■ Task to carry out ■
Go through the listing and set it down exactly, leaving out its pictures.

'''

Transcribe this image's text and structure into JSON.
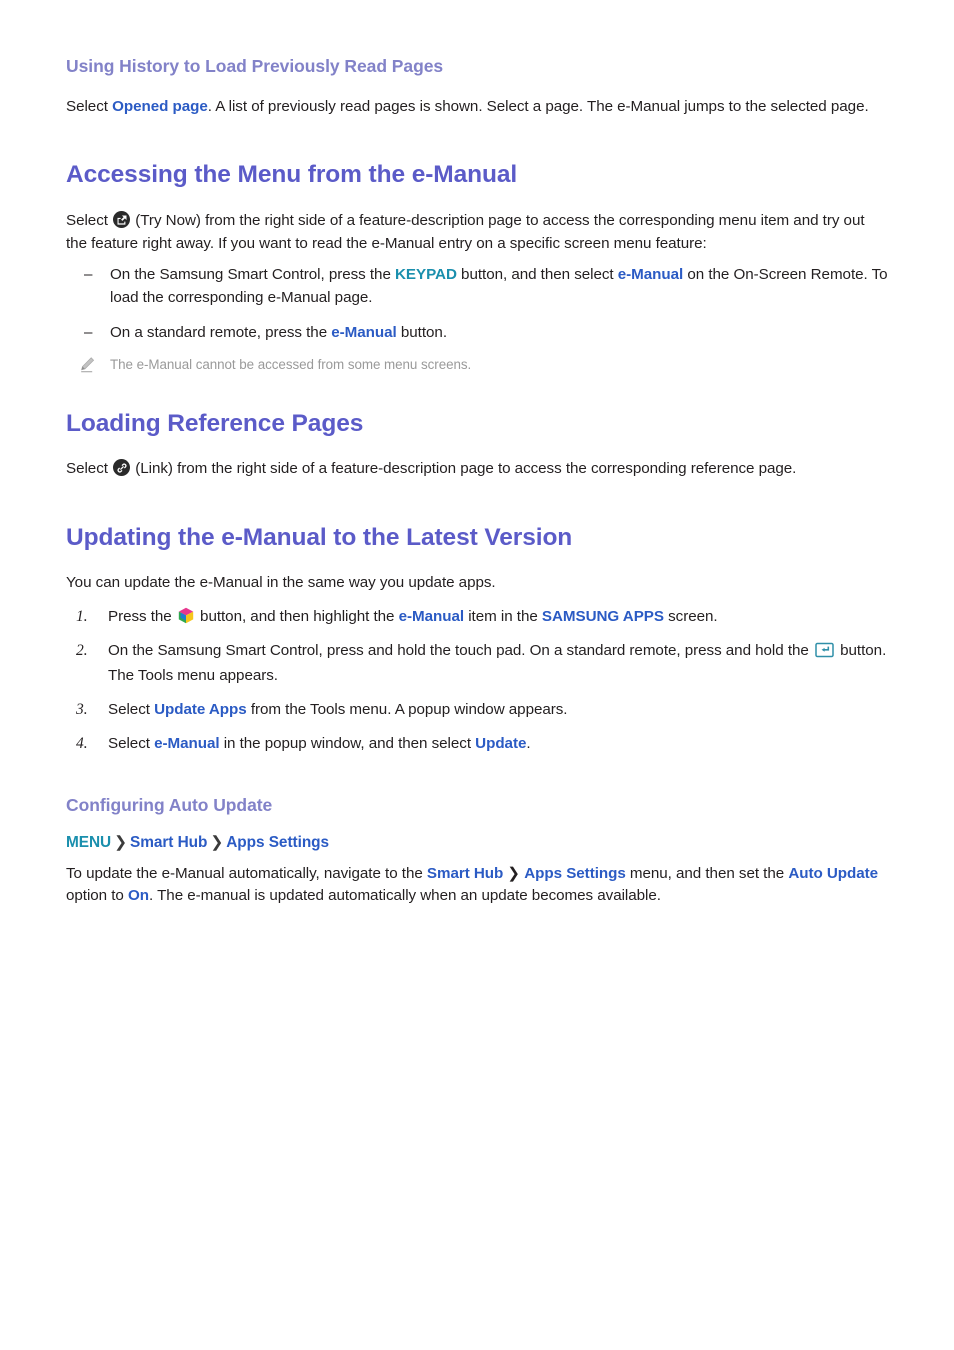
{
  "colors": {
    "h1": "#5b5bc8",
    "h2": "#8282c8",
    "body_text": "#231f20",
    "link_blue": "#2b5bc4",
    "link_teal": "#1a8fad",
    "note_gray": "#9a9a9a"
  },
  "section_history": {
    "heading": "Using History to Load Previously Read Pages",
    "para": {
      "t1": "Select ",
      "link1": "Opened page",
      "t2": ". A list of previously read pages is shown. Select a page. The e-Manual jumps to the selected page."
    }
  },
  "section_accessing": {
    "heading": "Accessing the Menu from the e-Manual",
    "intro": {
      "t1": "Select ",
      "icon": "try-now-icon",
      "t2": " (Try Now) from the right side of a feature-description page to access the corresponding menu item and try out the feature right away. If you want to read the e-Manual entry on a specific screen menu feature:"
    },
    "bullets": [
      {
        "marker": "–",
        "t1": "On the Samsung Smart Control, press the ",
        "link1": "KEYPAD",
        "t2": " button, and then select ",
        "link2": "e-Manual",
        "t3": " on the On-Screen Remote. To load the corresponding e-Manual page."
      },
      {
        "marker": "–",
        "t1": "On a standard remote, press the ",
        "link1": "e-Manual",
        "t2": " button.",
        "t3": ""
      }
    ],
    "note": {
      "icon": "pencil-icon",
      "text": "The e-Manual cannot be accessed from some menu screens."
    }
  },
  "section_reference": {
    "heading": "Loading Reference Pages",
    "para": {
      "t1": "Select ",
      "icon": "link-icon",
      "t2": " (Link) from the right side of a feature-description page to access the corresponding reference page."
    }
  },
  "section_updating": {
    "heading": "Updating the e-Manual to the Latest Version",
    "intro": "You can update the e-Manual in the same way you update apps.",
    "steps": [
      {
        "num": "1.",
        "t1": "Press the ",
        "icon": "smart-hub-icon",
        "t2": " button, and then highlight the ",
        "link1": "e-Manual",
        "t3": " item in the ",
        "link2": "SAMSUNG APPS",
        "t4": " screen."
      },
      {
        "num": "2.",
        "t1": "On the Samsung Smart Control, press and hold the touch pad. On a standard remote, press and hold the ",
        "icon": "enter-key-icon",
        "t2": " button. The Tools menu appears.",
        "link1": "",
        "t3": "",
        "link2": "",
        "t4": ""
      },
      {
        "num": "3.",
        "t1": "Select ",
        "link1": "Update Apps",
        "t2": " from the Tools menu. A popup window appears.",
        "t3": "",
        "link2": "",
        "t4": ""
      },
      {
        "num": "4.",
        "t1": "Select ",
        "link1": "e-Manual",
        "t2": " in the popup window, and then select ",
        "link2": "Update",
        "t3": ".",
        "t4": ""
      }
    ]
  },
  "section_autoupdate": {
    "heading": "Configuring Auto Update",
    "menu_path": {
      "root": "MENU",
      "sep1": "❯",
      "item1": "Smart Hub",
      "sep2": "❯",
      "item2": "Apps Settings"
    },
    "para": {
      "t1": "To update the e-Manual automatically, navigate to the ",
      "link1": "Smart Hub",
      "sep": " ❯ ",
      "link2": "Apps Settings",
      "t2": " menu, and then set the ",
      "link3": "Auto Update",
      "t3": " option to ",
      "link4": "On",
      "t4": ". The e-manual is updated automatically when an update becomes available."
    }
  }
}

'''

■ Exercise response ■
Transcribe this image's text and structure into JSON.
{
  "colors": {
    "h1": "#5b5bc8",
    "h2": "#8282c8",
    "body_text": "#231f20",
    "link_blue": "#2b5bc4",
    "link_teal": "#1a8fad",
    "note_gray": "#9a9a9a"
  },
  "section_history": {
    "heading": "Using History to Load Previously Read Pages",
    "para": {
      "t1": "Select ",
      "link1": "Opened page",
      "t2": ". A list of previously read pages is shown. Select a page. The e-Manual jumps to the selected page."
    }
  },
  "section_accessing": {
    "heading": "Accessing the Menu from the e-Manual",
    "intro": {
      "t1": "Select ",
      "icon": "try-now-icon",
      "t2": " (Try Now) from the right side of a feature-description page to access the corresponding menu item and try out the feature right away. If you want to read the e-Manual entry on a specific screen menu feature:"
    },
    "bullets": [
      {
        "marker": "–",
        "t1": "On the Samsung Smart Control, press the ",
        "link1": "KEYPAD",
        "t2": " button, and then select ",
        "link2": "e-Manual",
        "t3": " on the On-Screen Remote. To load the corresponding e-Manual page."
      },
      {
        "marker": "–",
        "t1": "On a standard remote, press the ",
        "link1": "e-Manual",
        "t2": " button.",
        "t3": ""
      }
    ],
    "note": {
      "icon": "pencil-icon",
      "text": "The e-Manual cannot be accessed from some menu screens."
    }
  },
  "section_reference": {
    "heading": "Loading Reference Pages",
    "para": {
      "t1": "Select ",
      "icon": "link-icon",
      "t2": " (Link) from the right side of a feature-description page to access the corresponding reference page."
    }
  },
  "section_updating": {
    "heading": "Updating the e-Manual to the Latest Version",
    "intro": "You can update the e-Manual in the same way you update apps.",
    "steps": [
      {
        "num": "1.",
        "t1": "Press the ",
        "icon": "smart-hub-icon",
        "t2": " button, and then highlight the ",
        "link1": "e-Manual",
        "t3": " item in the ",
        "link2": "SAMSUNG APPS",
        "t4": " screen."
      },
      {
        "num": "2.",
        "t1": "On the Samsung Smart Control, press and hold the touch pad. On a standard remote, press and hold the ",
        "icon": "enter-key-icon",
        "t2": " button. The Tools menu appears.",
        "link1": "",
        "t3": "",
        "link2": "",
        "t4": ""
      },
      {
        "num": "3.",
        "t1": "Select ",
        "link1": "Update Apps",
        "t2": " from the Tools menu. A popup window appears.",
        "t3": "",
        "link2": "",
        "t4": ""
      },
      {
        "num": "4.",
        "t1": "Select ",
        "link1": "e-Manual",
        "t2": " in the popup window, and then select ",
        "link2": "Update",
        "t3": ".",
        "t4": ""
      }
    ]
  },
  "section_autoupdate": {
    "heading": "Configuring Auto Update",
    "menu_path": {
      "root": "MENU",
      "sep1": "❯",
      "item1": "Smart Hub",
      "sep2": "❯",
      "item2": "Apps Settings"
    },
    "para": {
      "t1": "To update the e-Manual automatically, navigate to the ",
      "link1": "Smart Hub",
      "sep": " ❯ ",
      "link2": "Apps Settings",
      "t2": " menu, and then set the ",
      "link3": "Auto Update",
      "t3": " option to ",
      "link4": "On",
      "t4": ". The e-manual is updated automatically when an update becomes available."
    }
  }
}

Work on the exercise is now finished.